WHAT TO DO
Your output should be the complete listing, repeated exactly.

AVAILABLE DATA
• • • •
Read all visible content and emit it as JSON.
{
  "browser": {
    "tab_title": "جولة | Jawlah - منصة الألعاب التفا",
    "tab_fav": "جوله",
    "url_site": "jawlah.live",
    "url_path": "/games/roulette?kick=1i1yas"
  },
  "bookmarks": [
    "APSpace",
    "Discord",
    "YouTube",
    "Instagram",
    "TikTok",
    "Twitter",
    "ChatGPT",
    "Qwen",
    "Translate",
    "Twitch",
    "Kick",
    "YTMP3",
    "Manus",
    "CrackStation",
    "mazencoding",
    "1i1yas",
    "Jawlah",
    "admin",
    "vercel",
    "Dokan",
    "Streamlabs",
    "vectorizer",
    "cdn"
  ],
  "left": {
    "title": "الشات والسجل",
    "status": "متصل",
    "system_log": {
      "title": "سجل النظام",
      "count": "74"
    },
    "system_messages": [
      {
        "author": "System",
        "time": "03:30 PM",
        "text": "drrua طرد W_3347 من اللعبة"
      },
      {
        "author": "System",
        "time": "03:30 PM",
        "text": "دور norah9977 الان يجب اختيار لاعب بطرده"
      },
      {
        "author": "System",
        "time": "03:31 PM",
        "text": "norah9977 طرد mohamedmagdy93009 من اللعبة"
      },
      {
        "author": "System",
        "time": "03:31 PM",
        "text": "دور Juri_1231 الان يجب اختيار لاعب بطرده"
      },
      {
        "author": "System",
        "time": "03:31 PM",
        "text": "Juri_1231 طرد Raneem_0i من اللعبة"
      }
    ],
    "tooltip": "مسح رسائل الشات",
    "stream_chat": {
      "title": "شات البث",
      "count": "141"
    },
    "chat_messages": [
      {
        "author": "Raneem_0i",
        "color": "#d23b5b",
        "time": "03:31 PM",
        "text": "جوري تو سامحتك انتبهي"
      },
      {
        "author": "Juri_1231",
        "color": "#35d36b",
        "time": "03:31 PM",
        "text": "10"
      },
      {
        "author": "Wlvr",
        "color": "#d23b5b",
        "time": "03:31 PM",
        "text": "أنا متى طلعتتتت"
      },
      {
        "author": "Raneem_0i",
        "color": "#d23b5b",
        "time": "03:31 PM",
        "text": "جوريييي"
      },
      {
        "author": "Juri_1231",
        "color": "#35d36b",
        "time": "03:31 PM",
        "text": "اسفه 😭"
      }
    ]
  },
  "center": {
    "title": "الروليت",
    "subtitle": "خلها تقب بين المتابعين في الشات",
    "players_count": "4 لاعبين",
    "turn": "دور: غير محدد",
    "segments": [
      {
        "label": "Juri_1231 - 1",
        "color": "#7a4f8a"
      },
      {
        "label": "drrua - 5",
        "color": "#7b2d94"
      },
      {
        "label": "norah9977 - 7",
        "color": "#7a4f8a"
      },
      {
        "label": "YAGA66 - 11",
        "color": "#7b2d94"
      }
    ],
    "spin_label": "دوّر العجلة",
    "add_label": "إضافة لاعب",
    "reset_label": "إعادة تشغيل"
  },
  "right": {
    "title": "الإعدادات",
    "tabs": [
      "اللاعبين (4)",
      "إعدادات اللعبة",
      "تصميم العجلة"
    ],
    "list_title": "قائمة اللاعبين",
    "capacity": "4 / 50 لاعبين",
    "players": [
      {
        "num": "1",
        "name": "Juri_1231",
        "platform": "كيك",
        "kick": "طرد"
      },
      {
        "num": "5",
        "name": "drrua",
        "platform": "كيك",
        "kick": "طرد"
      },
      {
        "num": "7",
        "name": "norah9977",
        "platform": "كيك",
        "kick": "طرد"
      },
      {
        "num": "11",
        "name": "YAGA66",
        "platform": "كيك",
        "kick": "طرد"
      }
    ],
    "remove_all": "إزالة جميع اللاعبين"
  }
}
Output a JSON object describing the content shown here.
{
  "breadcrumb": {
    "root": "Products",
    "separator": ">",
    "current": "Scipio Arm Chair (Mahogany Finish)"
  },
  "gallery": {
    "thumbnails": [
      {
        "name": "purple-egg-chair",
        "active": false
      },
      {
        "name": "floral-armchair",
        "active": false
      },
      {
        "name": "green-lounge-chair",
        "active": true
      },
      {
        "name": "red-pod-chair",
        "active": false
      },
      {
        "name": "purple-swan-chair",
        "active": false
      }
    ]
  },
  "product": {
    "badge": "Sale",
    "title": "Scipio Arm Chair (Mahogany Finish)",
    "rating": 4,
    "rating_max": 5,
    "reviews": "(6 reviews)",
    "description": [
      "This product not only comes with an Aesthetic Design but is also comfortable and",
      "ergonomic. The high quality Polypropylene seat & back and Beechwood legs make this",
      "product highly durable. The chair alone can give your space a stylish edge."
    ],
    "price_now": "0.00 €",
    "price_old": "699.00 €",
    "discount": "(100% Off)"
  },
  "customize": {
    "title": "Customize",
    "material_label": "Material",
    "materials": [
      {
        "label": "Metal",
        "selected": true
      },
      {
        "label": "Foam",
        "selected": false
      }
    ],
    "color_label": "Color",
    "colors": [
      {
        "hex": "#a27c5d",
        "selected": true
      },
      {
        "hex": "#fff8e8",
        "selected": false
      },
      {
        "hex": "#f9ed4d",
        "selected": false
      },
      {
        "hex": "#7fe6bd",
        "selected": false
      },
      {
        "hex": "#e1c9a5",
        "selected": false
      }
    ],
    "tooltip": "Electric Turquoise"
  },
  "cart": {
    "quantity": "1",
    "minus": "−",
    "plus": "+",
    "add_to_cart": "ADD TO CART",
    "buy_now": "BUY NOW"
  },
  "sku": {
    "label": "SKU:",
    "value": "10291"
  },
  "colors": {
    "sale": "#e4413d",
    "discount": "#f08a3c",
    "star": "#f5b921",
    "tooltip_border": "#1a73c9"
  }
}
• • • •
REPLY TO THE EXERCISE
Read all visible content and emit it as JSON.
{
  "browser": {
    "tab_title": "جولة | Jawlah - منصة الألعاب التفا",
    "tab_fav": "جوله",
    "url_site": "jawlah.live",
    "url_path": "/games/roulette?kick=1i1yas"
  },
  "bookmarks": [
    "APSpace",
    "Discord",
    "YouTube",
    "Instagram",
    "TikTok",
    "Twitter",
    "ChatGPT",
    "Qwen",
    "Translate",
    "Twitch",
    "Kick",
    "YTMP3",
    "Manus",
    "CrackStation",
    "mazencoding",
    "1i1yas",
    "Jawlah",
    "admin",
    "vercel",
    "Dokan",
    "Streamlabs",
    "vectorizer",
    "cdn"
  ],
  "left": {
    "title": "الشات والسجل",
    "status": "متصل",
    "system_log": {
      "title": "سجل النظام",
      "count": "74"
    },
    "system_messages": [
      {
        "author": "System",
        "time": "03:30 PM",
        "text": "drrua طرد W_3347 من اللعبة"
      },
      {
        "author": "System",
        "time": "03:30 PM",
        "text": "دور norah9977 الان يجب اختيار لاعب بطرده"
      },
      {
        "author": "System",
        "time": "03:31 PM",
        "text": "norah9977 طرد mohamedmagdy93009 من اللعبة"
      },
      {
        "author": "System",
        "time": "03:31 PM",
        "text": "دور Juri_1231 الان يجب اختيار لاعب بطرده"
      },
      {
        "author": "System",
        "time": "03:31 PM",
        "text": "Juri_1231 طرد Raneem_0i من اللعبة"
      }
    ],
    "tooltip": "مسح رسائل الشات",
    "stream_chat": {
      "title": "شات البث",
      "count": "141"
    },
    "chat_messages": [
      {
        "author": "Raneem_0i",
        "color": "#d23b5b",
        "time": "03:31 PM",
        "text": "جوري تو سامحتك انتبهي"
      },
      {
        "author": "Juri_1231",
        "color": "#35d36b",
        "time": "03:31 PM",
        "text": "10"
      },
      {
        "author": "Wlvr",
        "color": "#d23b5b",
        "time": "03:31 PM",
        "text": "أنا متى طلعتتتت"
      },
      {
        "author": "Raneem_0i",
        "color": "#d23b5b",
        "time": "03:31 PM",
        "text": "جوريييي"
      },
      {
        "author": "Juri_1231",
        "color": "#35d36b",
        "time": "03:31 PM",
        "text": "اسفه 😭"
      }
    ]
  },
  "center": {
    "title": "الروليت",
    "subtitle": "خلها تقب بين المتابعين في الشات",
    "players_count": "4 لاعبين",
    "turn": "دور: غير محدد",
    "segments": [
      {
        "label": "Juri_1231 - 1",
        "color": "#7a4f8a"
      },
      {
        "label": "drrua - 5",
        "color": "#7b2d94"
      },
      {
        "label": "norah9977 - 7",
        "color": "#7a4f8a"
      },
      {
        "label": "YAGA66 - 11",
        "color": "#7b2d94"
      }
    ],
    "spin_label": "دوّر العجلة",
    "add_label": "إضافة لاعب",
    "reset_label": "إعادة تشغيل"
  },
  "right": {
    "title": "الإعدادات",
    "tabs": [
      "اللاعبين (4)",
      "إعدادات اللعبة",
      "تصميم العجلة"
    ],
    "list_title": "قائمة اللاعبين",
    "capacity": "4 / 50 لاعبين",
    "players": [
      {
        "num": "1",
        "name": "Juri_1231",
        "platform": "كيك",
        "kick": "طرد"
      },
      {
        "num": "5",
        "name": "drrua",
        "platform": "كيك",
        "kick": "طرد"
      },
      {
        "num": "7",
        "name": "norah9977",
        "platform": "كيك",
        "kick": "طرد"
      },
      {
        "num": "11",
        "name": "YAGA66",
        "platform": "كيك",
        "kick": "طرد"
      }
    ],
    "remove_all": "إزالة جميع اللاعبين"
  }
}
Output a JSON object describing the content shown here.
{
  "breadcrumb": {
    "root": "Products",
    "separator": ">",
    "current": "Scipio Arm Chair (Mahogany Finish)"
  },
  "gallery": {
    "thumbnails": [
      {
        "name": "purple-egg-chair",
        "active": false
      },
      {
        "name": "floral-armchair",
        "active": false
      },
      {
        "name": "green-lounge-chair",
        "active": true
      },
      {
        "name": "red-pod-chair",
        "active": false
      },
      {
        "name": "purple-swan-chair",
        "active": false
      }
    ]
  },
  "product": {
    "badge": "Sale",
    "title": "Scipio Arm Chair (Mahogany Finish)",
    "rating": 4,
    "rating_max": 5,
    "reviews": "(6 reviews)",
    "description": [
      "This product not only comes with an Aesthetic Design but is also comfortable and",
      "ergonomic. The high quality Polypropylene seat & back and Beechwood legs make this",
      "product highly durable. The chair alone can give your space a stylish edge."
    ],
    "price_now": "0.00 €",
    "price_old": "699.00 €",
    "discount": "(100% Off)"
  },
  "customize": {
    "title": "Customize",
    "material_label": "Material",
    "materials": [
      {
        "label": "Metal",
        "selected": true
      },
      {
        "label": "Foam",
        "selected": false
      }
    ],
    "color_label": "Color",
    "colors": [
      {
        "hex": "#a27c5d",
        "selected": true
      },
      {
        "hex": "#fff8e8",
        "selected": false
      },
      {
        "hex": "#f9ed4d",
        "selected": false
      },
      {
        "hex": "#7fe6bd",
        "selected": false
      },
      {
        "hex": "#e1c9a5",
        "selected": false
      }
    ],
    "tooltip": "Electric Turquoise"
  },
  "cart": {
    "quantity": "1",
    "minus": "−",
    "plus": "+",
    "add_to_cart": "ADD TO CART",
    "buy_now": "BUY NOW"
  },
  "sku": {
    "label": "SKU:",
    "value": "10291"
  },
  "colors": {
    "sale": "#e4413d",
    "discount": "#f08a3c",
    "star": "#f5b921",
    "tooltip_border": "#1a73c9"
  }
}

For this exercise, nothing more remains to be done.